### The task
Go through the entries below and copy each line that holds the word "ICMP".

### The input
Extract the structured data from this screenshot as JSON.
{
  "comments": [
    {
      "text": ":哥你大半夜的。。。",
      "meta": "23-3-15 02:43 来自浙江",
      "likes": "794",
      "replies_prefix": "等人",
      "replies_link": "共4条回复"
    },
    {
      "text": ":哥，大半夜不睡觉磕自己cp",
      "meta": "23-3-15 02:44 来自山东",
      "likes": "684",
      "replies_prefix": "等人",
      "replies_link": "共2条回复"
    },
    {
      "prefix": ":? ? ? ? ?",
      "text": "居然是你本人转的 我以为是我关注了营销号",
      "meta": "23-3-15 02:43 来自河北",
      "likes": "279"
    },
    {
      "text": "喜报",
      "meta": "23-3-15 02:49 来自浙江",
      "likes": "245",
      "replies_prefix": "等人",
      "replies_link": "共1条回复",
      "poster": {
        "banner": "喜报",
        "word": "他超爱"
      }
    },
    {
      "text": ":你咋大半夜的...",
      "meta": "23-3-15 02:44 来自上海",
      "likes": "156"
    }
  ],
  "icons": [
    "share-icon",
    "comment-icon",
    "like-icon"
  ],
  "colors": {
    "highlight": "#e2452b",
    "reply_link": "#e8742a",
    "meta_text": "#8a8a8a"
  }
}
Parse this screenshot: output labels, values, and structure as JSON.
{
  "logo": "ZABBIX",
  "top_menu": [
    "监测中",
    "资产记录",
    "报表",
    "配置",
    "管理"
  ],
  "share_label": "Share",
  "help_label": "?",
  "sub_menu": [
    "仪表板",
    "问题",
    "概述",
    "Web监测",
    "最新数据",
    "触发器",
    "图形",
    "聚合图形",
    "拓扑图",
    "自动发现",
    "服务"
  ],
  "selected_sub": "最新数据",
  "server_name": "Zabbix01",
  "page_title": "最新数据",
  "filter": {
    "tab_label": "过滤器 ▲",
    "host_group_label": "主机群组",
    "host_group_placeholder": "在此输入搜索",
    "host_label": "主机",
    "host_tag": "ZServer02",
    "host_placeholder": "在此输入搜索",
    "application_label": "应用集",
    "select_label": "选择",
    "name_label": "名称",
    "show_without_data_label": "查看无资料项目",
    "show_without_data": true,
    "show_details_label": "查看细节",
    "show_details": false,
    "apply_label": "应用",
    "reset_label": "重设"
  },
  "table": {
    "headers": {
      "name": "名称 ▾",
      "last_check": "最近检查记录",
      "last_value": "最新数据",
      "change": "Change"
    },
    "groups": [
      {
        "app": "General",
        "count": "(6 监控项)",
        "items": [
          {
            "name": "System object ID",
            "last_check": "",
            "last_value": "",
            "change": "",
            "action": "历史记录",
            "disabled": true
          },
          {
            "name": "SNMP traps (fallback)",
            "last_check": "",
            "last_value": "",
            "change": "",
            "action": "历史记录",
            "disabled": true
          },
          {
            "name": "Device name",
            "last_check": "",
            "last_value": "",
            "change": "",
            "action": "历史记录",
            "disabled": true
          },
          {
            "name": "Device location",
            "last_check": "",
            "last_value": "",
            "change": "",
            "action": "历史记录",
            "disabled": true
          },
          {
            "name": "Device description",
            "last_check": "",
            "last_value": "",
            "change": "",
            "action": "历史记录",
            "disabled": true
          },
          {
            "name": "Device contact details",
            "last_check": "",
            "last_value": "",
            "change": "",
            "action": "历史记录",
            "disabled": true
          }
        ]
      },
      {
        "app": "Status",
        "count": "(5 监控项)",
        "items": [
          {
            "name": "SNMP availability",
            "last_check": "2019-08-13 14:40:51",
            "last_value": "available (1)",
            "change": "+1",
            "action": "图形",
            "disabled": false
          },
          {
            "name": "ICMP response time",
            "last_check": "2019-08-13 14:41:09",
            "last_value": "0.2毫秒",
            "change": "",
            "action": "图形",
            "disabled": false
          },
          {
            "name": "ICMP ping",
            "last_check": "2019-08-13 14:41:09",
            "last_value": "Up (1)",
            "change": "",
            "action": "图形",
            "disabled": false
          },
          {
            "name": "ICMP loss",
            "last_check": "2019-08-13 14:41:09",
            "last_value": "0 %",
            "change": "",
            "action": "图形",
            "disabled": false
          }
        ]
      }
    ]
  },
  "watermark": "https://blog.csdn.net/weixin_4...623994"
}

### Solution to the problem
            "name": "ICMP response time",
            "name": "ICMP ping",
            "name": "ICMP loss",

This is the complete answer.